* **Exercise objective**:
Give back an exact copy of the listing that follows, without the pictures.
── Supplied records
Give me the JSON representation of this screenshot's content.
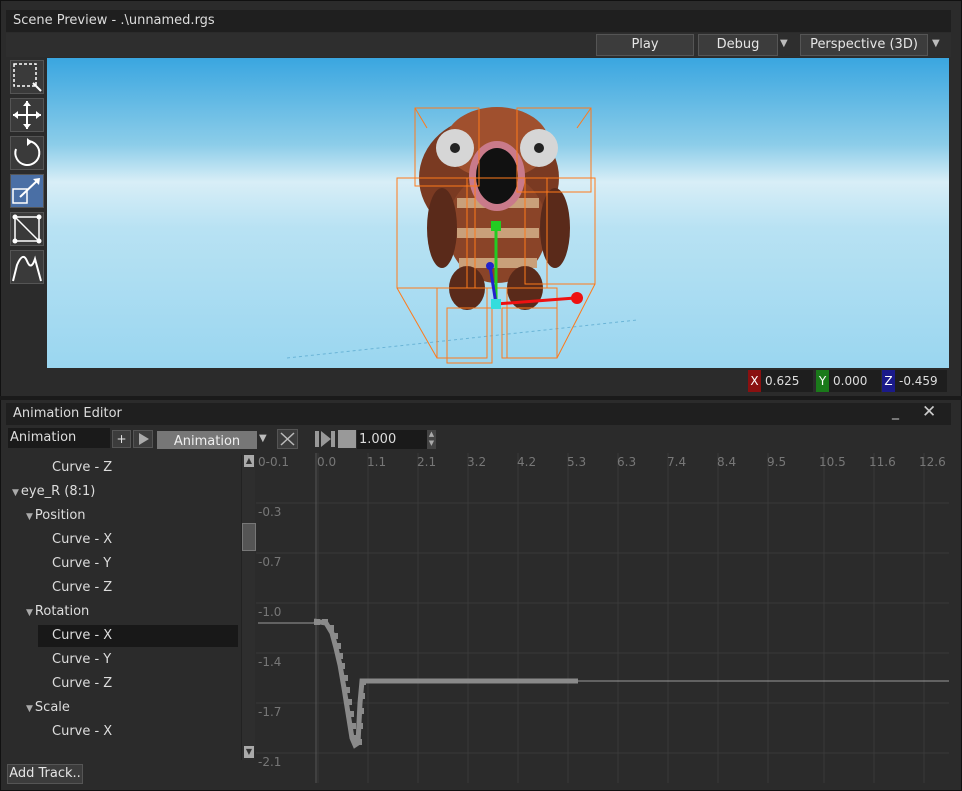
{
  "scene_preview": {
    "title": "Scene Preview - .\\unnamed.rgs",
    "play_label": "Play",
    "debug_label": "Debug",
    "view_mode": "Perspective (3D)",
    "coords": {
      "x_label": "X",
      "x": "0.625",
      "y_label": "Y",
      "y": "0.000",
      "z_label": "Z",
      "z": "-0.459"
    },
    "tools": [
      "select-region",
      "move",
      "rotate",
      "scale",
      "bounds",
      "curve"
    ]
  },
  "animation_editor": {
    "title": "Animation Editor",
    "animation_field": "Animation",
    "animation_select": "Animation",
    "speed": "1.000",
    "add_track_label": "Add Track..",
    "tree": [
      {
        "label": "Curve - Z",
        "level": 2,
        "selected": false
      },
      {
        "label": "eye_R (8:1)",
        "level": 0,
        "arrow": "▼",
        "selected": false
      },
      {
        "label": "Position",
        "level": 1,
        "arrow": "▼",
        "selected": false
      },
      {
        "label": "Curve - X",
        "level": 2,
        "selected": false
      },
      {
        "label": "Curve - Y",
        "level": 2,
        "selected": false
      },
      {
        "label": "Curve - Z",
        "level": 2,
        "selected": false
      },
      {
        "label": "Rotation",
        "level": 1,
        "arrow": "▼",
        "selected": false
      },
      {
        "label": "Curve - X",
        "level": 2,
        "selected": true
      },
      {
        "label": "Curve - Y",
        "level": 2,
        "selected": false
      },
      {
        "label": "Curve - Z",
        "level": 2,
        "selected": false
      },
      {
        "label": "Scale",
        "level": 1,
        "arrow": "▼",
        "selected": false
      },
      {
        "label": "Curve - X",
        "level": 2,
        "selected": false
      }
    ],
    "time_ruler": [
      "0-0.1",
      "0.0",
      "1.1",
      "2.1",
      "3.2",
      "4.2",
      "5.3",
      "6.3",
      "7.4",
      "8.4",
      "9.5",
      "10.5",
      "11.6",
      "12.6"
    ],
    "value_ruler": [
      "-0.3",
      "-0.7",
      "-1.0",
      "-1.4",
      "-1.7",
      "-2.1"
    ]
  }
}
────
* **Reply to the task**:
Give me the JSON representation of this screenshot's content.
{
  "scene_preview": {
    "title": "Scene Preview - .\\unnamed.rgs",
    "play_label": "Play",
    "debug_label": "Debug",
    "view_mode": "Perspective (3D)",
    "coords": {
      "x_label": "X",
      "x": "0.625",
      "y_label": "Y",
      "y": "0.000",
      "z_label": "Z",
      "z": "-0.459"
    },
    "tools": [
      "select-region",
      "move",
      "rotate",
      "scale",
      "bounds",
      "curve"
    ]
  },
  "animation_editor": {
    "title": "Animation Editor",
    "animation_field": "Animation",
    "animation_select": "Animation",
    "speed": "1.000",
    "add_track_label": "Add Track..",
    "tree": [
      {
        "label": "Curve - Z",
        "level": 2,
        "selected": false
      },
      {
        "label": "eye_R (8:1)",
        "level": 0,
        "arrow": "▼",
        "selected": false
      },
      {
        "label": "Position",
        "level": 1,
        "arrow": "▼",
        "selected": false
      },
      {
        "label": "Curve - X",
        "level": 2,
        "selected": false
      },
      {
        "label": "Curve - Y",
        "level": 2,
        "selected": false
      },
      {
        "label": "Curve - Z",
        "level": 2,
        "selected": false
      },
      {
        "label": "Rotation",
        "level": 1,
        "arrow": "▼",
        "selected": false
      },
      {
        "label": "Curve - X",
        "level": 2,
        "selected": true
      },
      {
        "label": "Curve - Y",
        "level": 2,
        "selected": false
      },
      {
        "label": "Curve - Z",
        "level": 2,
        "selected": false
      },
      {
        "label": "Scale",
        "level": 1,
        "arrow": "▼",
        "selected": false
      },
      {
        "label": "Curve - X",
        "level": 2,
        "selected": false
      }
    ],
    "time_ruler": [
      "0-0.1",
      "0.0",
      "1.1",
      "2.1",
      "3.2",
      "4.2",
      "5.3",
      "6.3",
      "7.4",
      "8.4",
      "9.5",
      "10.5",
      "11.6",
      "12.6"
    ],
    "value_ruler": [
      "-0.3",
      "-0.7",
      "-1.0",
      "-1.4",
      "-1.7",
      "-2.1"
    ]
  }
}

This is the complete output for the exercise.